» Exercise input:
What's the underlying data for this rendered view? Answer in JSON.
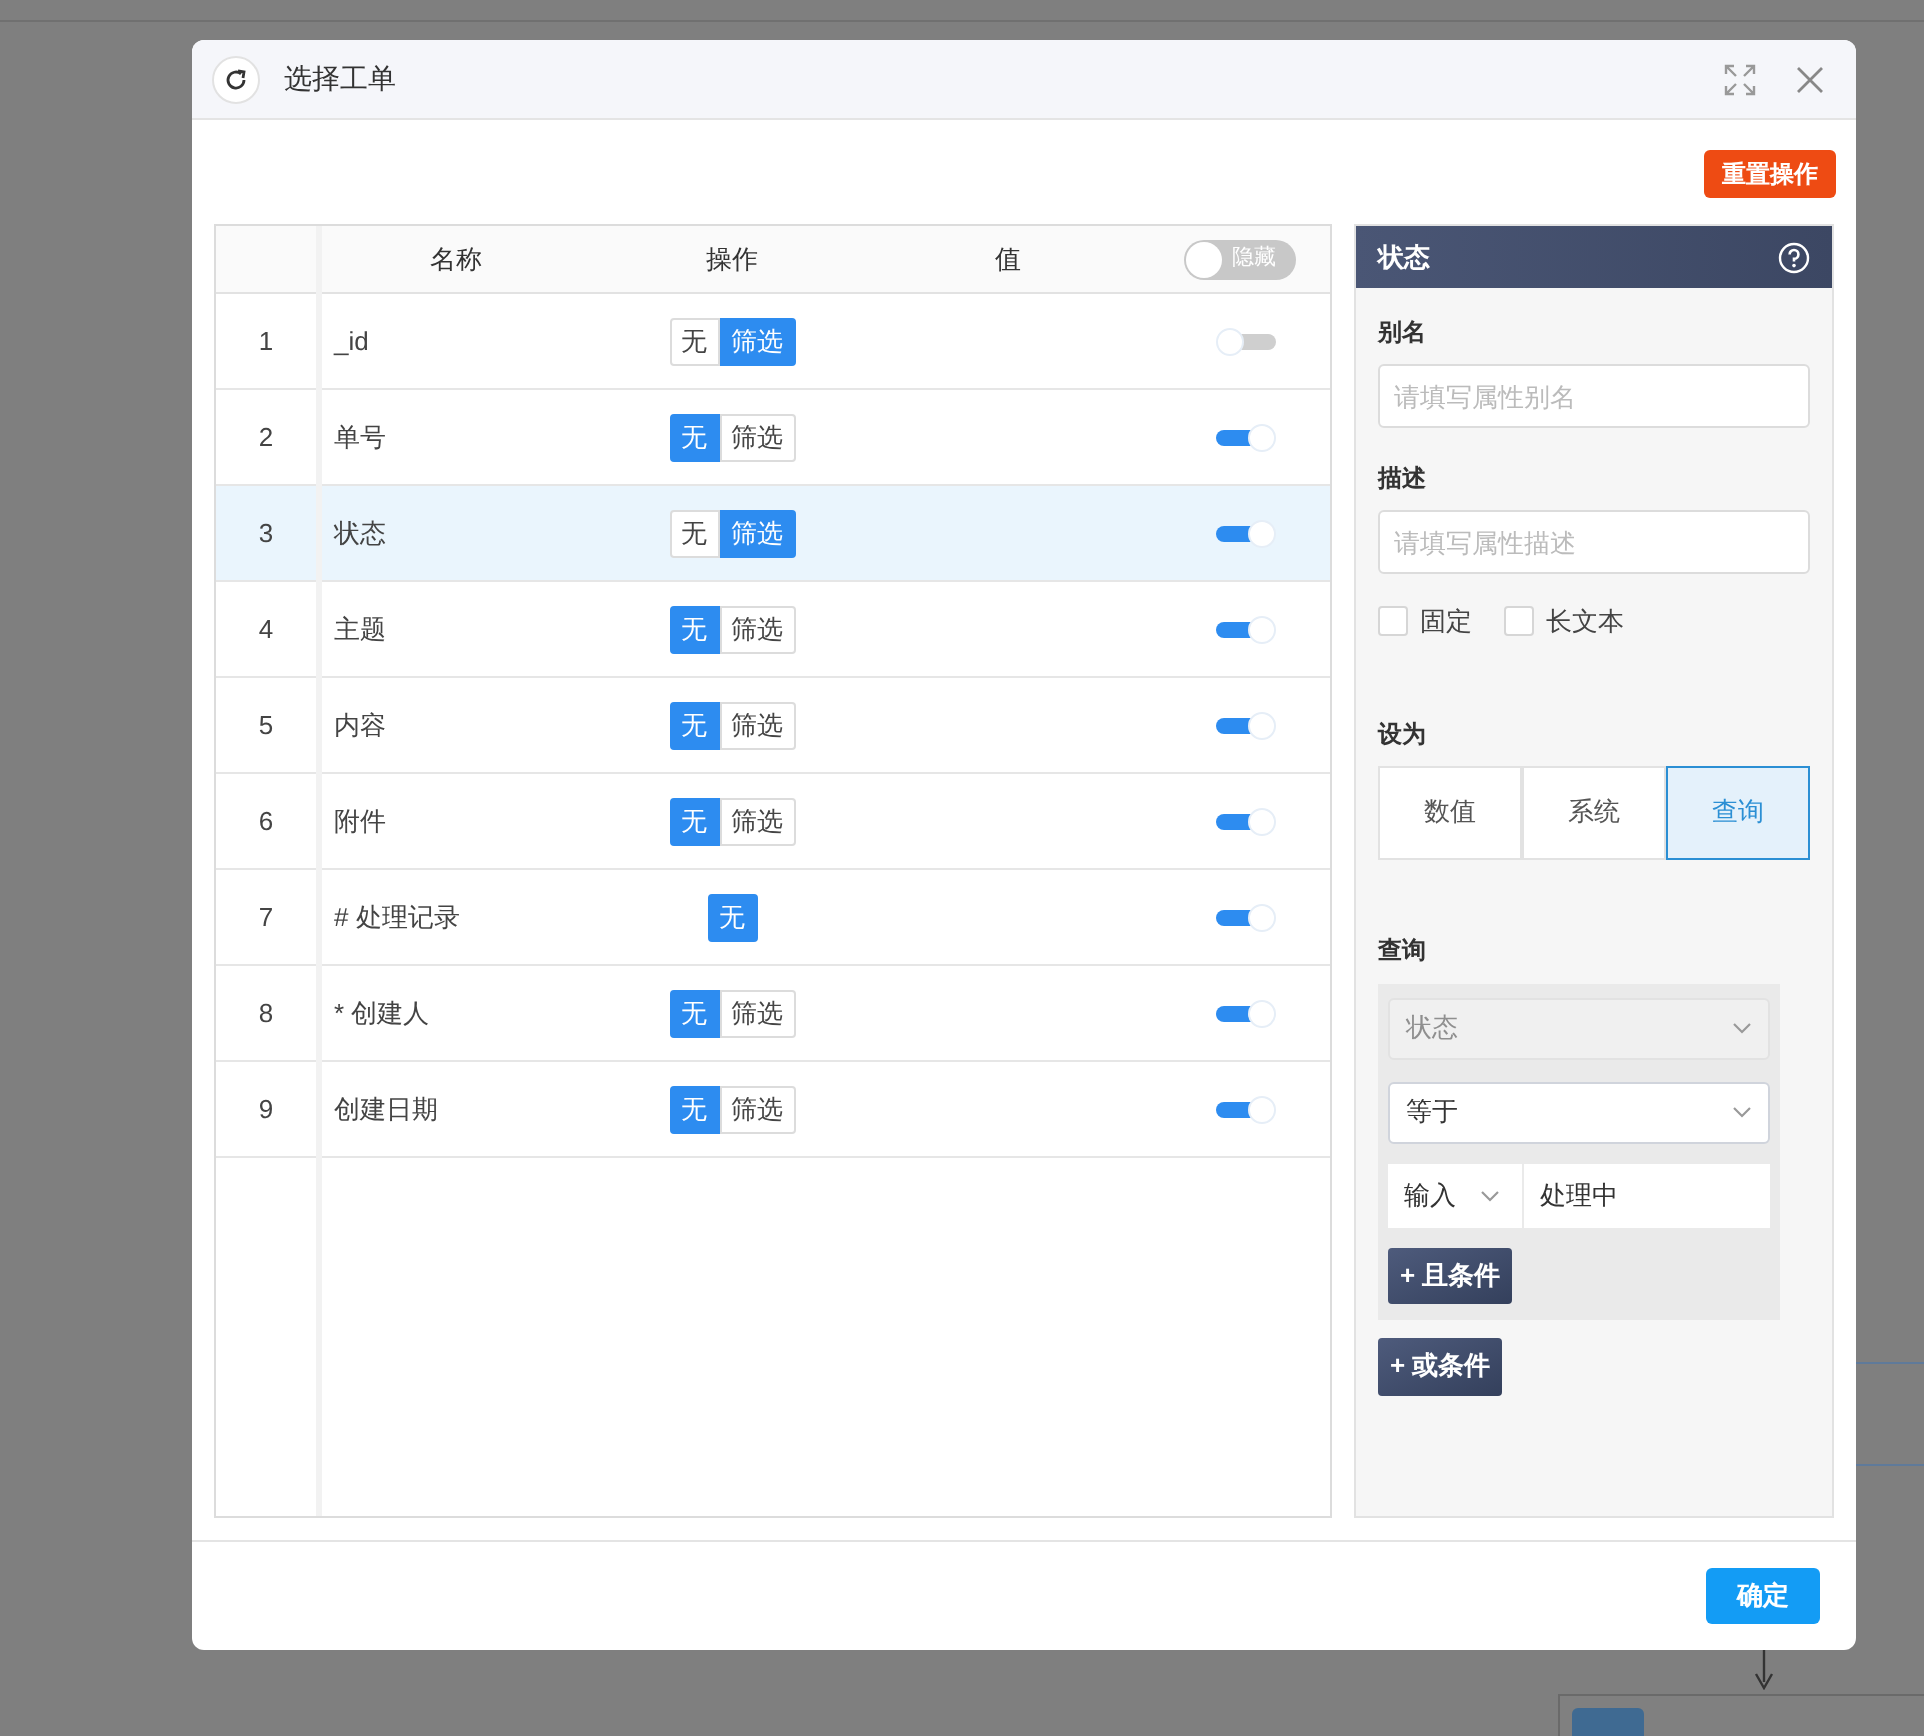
{
  "dialog": {
    "title": "选择工单",
    "reset_button": "重置操作",
    "confirm_button": "确定"
  },
  "table": {
    "columns": [
      "名称",
      "操作",
      "值"
    ],
    "hide_toggle": {
      "label": "隐藏",
      "on": false
    },
    "rows": [
      {
        "index": "1",
        "name": "_id",
        "selected": false,
        "visible": false,
        "options": [
          {
            "label": "无",
            "selected": false
          },
          {
            "label": "筛选",
            "selected": true
          }
        ]
      },
      {
        "index": "2",
        "name": "单号",
        "selected": false,
        "visible": true,
        "options": [
          {
            "label": "无",
            "selected": true
          },
          {
            "label": "筛选",
            "selected": false
          }
        ]
      },
      {
        "index": "3",
        "name": "状态",
        "selected": true,
        "visible": true,
        "options": [
          {
            "label": "无",
            "selected": false
          },
          {
            "label": "筛选",
            "selected": true
          }
        ]
      },
      {
        "index": "4",
        "name": "主题",
        "selected": false,
        "visible": true,
        "options": [
          {
            "label": "无",
            "selected": true
          },
          {
            "label": "筛选",
            "selected": false
          }
        ]
      },
      {
        "index": "5",
        "name": "内容",
        "selected": false,
        "visible": true,
        "options": [
          {
            "label": "无",
            "selected": true
          },
          {
            "label": "筛选",
            "selected": false
          }
        ]
      },
      {
        "index": "6",
        "name": "附件",
        "selected": false,
        "visible": true,
        "options": [
          {
            "label": "无",
            "selected": true
          },
          {
            "label": "筛选",
            "selected": false
          }
        ]
      },
      {
        "index": "7",
        "name": "# 处理记录",
        "selected": false,
        "visible": true,
        "options": [
          {
            "label": "无",
            "selected": true
          }
        ]
      },
      {
        "index": "8",
        "name": "* 创建人",
        "selected": false,
        "visible": true,
        "options": [
          {
            "label": "无",
            "selected": true
          },
          {
            "label": "筛选",
            "selected": false
          }
        ]
      },
      {
        "index": "9",
        "name": "创建日期",
        "selected": false,
        "visible": true,
        "options": [
          {
            "label": "无",
            "selected": true
          },
          {
            "label": "筛选",
            "selected": false
          }
        ]
      }
    ]
  },
  "panel": {
    "title": "状态",
    "alias": {
      "label": "别名",
      "placeholder": "请填写属性别名"
    },
    "description": {
      "label": "描述",
      "placeholder": "请填写属性描述"
    },
    "checkboxes": [
      {
        "label": "固定",
        "checked": false
      },
      {
        "label": "长文本",
        "checked": false
      }
    ],
    "set_as": {
      "label": "设为",
      "options": [
        {
          "label": "数值",
          "selected": false
        },
        {
          "label": "系统",
          "selected": false
        },
        {
          "label": "查询",
          "selected": true
        }
      ]
    },
    "query": {
      "label": "查询",
      "field": {
        "value": "状态",
        "disabled": true
      },
      "operator": {
        "value": "等于"
      },
      "source": {
        "value": "输入"
      },
      "value": "处理中",
      "and_button": "+ 且条件"
    },
    "or_button": "+ 或条件"
  }
}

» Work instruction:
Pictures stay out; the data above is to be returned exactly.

» Answer to this exercise:
What's the underlying data for this rendered view? Answer in JSON.
{
  "dialog": {
    "title": "选择工单",
    "reset_button": "重置操作",
    "confirm_button": "确定"
  },
  "table": {
    "columns": [
      "名称",
      "操作",
      "值"
    ],
    "hide_toggle": {
      "label": "隐藏",
      "on": false
    },
    "rows": [
      {
        "index": "1",
        "name": "_id",
        "selected": false,
        "visible": false,
        "options": [
          {
            "label": "无",
            "selected": false
          },
          {
            "label": "筛选",
            "selected": true
          }
        ]
      },
      {
        "index": "2",
        "name": "单号",
        "selected": false,
        "visible": true,
        "options": [
          {
            "label": "无",
            "selected": true
          },
          {
            "label": "筛选",
            "selected": false
          }
        ]
      },
      {
        "index": "3",
        "name": "状态",
        "selected": true,
        "visible": true,
        "options": [
          {
            "label": "无",
            "selected": false
          },
          {
            "label": "筛选",
            "selected": true
          }
        ]
      },
      {
        "index": "4",
        "name": "主题",
        "selected": false,
        "visible": true,
        "options": [
          {
            "label": "无",
            "selected": true
          },
          {
            "label": "筛选",
            "selected": false
          }
        ]
      },
      {
        "index": "5",
        "name": "内容",
        "selected": false,
        "visible": true,
        "options": [
          {
            "label": "无",
            "selected": true
          },
          {
            "label": "筛选",
            "selected": false
          }
        ]
      },
      {
        "index": "6",
        "name": "附件",
        "selected": false,
        "visible": true,
        "options": [
          {
            "label": "无",
            "selected": true
          },
          {
            "label": "筛选",
            "selected": false
          }
        ]
      },
      {
        "index": "7",
        "name": "# 处理记录",
        "selected": false,
        "visible": true,
        "options": [
          {
            "label": "无",
            "selected": true
          }
        ]
      },
      {
        "index": "8",
        "name": "* 创建人",
        "selected": false,
        "visible": true,
        "options": [
          {
            "label": "无",
            "selected": true
          },
          {
            "label": "筛选",
            "selected": false
          }
        ]
      },
      {
        "index": "9",
        "name": "创建日期",
        "selected": false,
        "visible": true,
        "options": [
          {
            "label": "无",
            "selected": true
          },
          {
            "label": "筛选",
            "selected": false
          }
        ]
      }
    ]
  },
  "panel": {
    "title": "状态",
    "alias": {
      "label": "别名",
      "placeholder": "请填写属性别名"
    },
    "description": {
      "label": "描述",
      "placeholder": "请填写属性描述"
    },
    "checkboxes": [
      {
        "label": "固定",
        "checked": false
      },
      {
        "label": "长文本",
        "checked": false
      }
    ],
    "set_as": {
      "label": "设为",
      "options": [
        {
          "label": "数值",
          "selected": false
        },
        {
          "label": "系统",
          "selected": false
        },
        {
          "label": "查询",
          "selected": true
        }
      ]
    },
    "query": {
      "label": "查询",
      "field": {
        "value": "状态",
        "disabled": true
      },
      "operator": {
        "value": "等于"
      },
      "source": {
        "value": "输入"
      },
      "value": "处理中",
      "and_button": "+ 且条件"
    },
    "or_button": "+ 或条件"
  }
}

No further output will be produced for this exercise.